Check each line of the data, and copy those where "title" appears.

>>>

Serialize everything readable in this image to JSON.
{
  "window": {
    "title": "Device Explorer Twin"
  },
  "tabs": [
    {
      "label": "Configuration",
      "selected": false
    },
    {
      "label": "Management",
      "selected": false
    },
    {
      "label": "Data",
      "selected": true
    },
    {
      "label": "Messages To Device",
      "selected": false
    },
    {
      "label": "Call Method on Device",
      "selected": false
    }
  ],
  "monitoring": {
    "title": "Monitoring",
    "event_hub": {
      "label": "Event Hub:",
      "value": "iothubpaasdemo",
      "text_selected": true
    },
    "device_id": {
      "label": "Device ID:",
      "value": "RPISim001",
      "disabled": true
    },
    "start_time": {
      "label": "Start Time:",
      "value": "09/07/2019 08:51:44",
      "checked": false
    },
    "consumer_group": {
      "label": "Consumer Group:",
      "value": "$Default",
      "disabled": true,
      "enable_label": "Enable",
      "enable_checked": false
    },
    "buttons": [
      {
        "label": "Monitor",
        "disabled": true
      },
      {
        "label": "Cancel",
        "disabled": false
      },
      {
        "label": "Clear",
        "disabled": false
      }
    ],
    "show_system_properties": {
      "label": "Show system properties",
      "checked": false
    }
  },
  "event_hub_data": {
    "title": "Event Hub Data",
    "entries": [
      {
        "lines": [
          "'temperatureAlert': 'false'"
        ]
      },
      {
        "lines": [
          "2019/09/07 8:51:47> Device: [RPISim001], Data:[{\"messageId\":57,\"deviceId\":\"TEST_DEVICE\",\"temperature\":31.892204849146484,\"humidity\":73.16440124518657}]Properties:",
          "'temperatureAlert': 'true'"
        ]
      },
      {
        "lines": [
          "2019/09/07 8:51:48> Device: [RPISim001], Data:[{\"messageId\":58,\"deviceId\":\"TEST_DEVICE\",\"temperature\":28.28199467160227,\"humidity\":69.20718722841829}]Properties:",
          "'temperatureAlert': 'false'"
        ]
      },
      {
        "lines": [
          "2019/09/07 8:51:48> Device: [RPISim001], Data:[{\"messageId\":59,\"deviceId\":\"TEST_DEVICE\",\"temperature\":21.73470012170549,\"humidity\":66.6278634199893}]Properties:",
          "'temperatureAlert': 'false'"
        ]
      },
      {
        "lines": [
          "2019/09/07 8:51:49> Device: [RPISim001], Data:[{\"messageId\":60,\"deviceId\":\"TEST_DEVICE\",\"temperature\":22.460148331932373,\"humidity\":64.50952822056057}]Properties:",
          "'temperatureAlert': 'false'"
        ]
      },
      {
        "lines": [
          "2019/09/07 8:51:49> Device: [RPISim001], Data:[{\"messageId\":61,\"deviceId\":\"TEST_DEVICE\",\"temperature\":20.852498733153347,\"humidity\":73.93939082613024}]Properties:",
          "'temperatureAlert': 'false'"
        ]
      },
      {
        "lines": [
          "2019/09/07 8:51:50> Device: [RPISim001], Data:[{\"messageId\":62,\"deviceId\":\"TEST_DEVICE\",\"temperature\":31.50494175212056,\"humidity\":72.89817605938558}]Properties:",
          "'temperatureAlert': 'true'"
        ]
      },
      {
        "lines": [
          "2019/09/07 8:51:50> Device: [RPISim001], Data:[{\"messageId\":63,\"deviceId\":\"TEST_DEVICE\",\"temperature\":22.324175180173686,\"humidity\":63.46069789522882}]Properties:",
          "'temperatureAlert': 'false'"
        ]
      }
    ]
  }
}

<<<

Answer to the problem:
    "title": "Device Explorer Twin"
    "title": "Monitoring",
    "title": "Event Hub Data",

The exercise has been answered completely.